* Supplied data
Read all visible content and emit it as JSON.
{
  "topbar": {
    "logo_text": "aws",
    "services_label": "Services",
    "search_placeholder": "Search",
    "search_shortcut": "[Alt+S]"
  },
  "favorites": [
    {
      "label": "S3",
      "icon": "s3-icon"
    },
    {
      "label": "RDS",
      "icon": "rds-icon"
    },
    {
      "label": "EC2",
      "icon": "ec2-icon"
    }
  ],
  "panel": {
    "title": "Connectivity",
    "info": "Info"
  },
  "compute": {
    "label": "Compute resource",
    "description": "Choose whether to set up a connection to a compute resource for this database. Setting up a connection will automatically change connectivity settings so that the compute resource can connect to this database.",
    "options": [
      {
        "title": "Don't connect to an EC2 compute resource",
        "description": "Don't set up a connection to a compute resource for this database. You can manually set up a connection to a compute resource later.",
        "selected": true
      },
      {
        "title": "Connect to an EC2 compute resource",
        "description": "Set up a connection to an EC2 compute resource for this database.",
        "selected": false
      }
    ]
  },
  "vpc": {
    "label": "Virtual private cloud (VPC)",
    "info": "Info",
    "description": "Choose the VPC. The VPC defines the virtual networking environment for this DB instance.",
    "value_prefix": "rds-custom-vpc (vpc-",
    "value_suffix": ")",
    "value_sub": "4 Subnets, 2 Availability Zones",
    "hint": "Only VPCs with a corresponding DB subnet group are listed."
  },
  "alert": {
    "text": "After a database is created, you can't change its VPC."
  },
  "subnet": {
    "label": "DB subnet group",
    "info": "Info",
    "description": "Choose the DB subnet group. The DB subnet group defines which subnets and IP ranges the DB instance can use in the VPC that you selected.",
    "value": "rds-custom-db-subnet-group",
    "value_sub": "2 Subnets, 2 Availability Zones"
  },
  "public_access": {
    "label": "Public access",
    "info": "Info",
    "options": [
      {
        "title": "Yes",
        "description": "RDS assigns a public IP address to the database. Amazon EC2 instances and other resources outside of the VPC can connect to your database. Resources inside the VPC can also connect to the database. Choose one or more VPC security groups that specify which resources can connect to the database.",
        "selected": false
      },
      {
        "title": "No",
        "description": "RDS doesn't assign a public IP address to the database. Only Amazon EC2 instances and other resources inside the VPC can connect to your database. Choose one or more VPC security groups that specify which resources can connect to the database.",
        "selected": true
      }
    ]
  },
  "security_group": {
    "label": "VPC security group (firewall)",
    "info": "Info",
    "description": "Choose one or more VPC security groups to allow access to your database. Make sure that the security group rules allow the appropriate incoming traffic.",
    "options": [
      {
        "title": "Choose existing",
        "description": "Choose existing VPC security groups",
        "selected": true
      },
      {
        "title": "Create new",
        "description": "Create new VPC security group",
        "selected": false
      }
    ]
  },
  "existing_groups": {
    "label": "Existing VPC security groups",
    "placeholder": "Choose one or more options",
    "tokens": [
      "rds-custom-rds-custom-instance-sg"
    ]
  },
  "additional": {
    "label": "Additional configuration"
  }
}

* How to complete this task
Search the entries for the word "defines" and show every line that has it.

* Answer space
    "description": "Choose the VPC. The VPC defines the virtual networking environment for this DB instance.",
    "description": "Choose the DB subnet group. The DB subnet group defines which subnets and IP ranges the DB instance can use in the VPC that you selected.",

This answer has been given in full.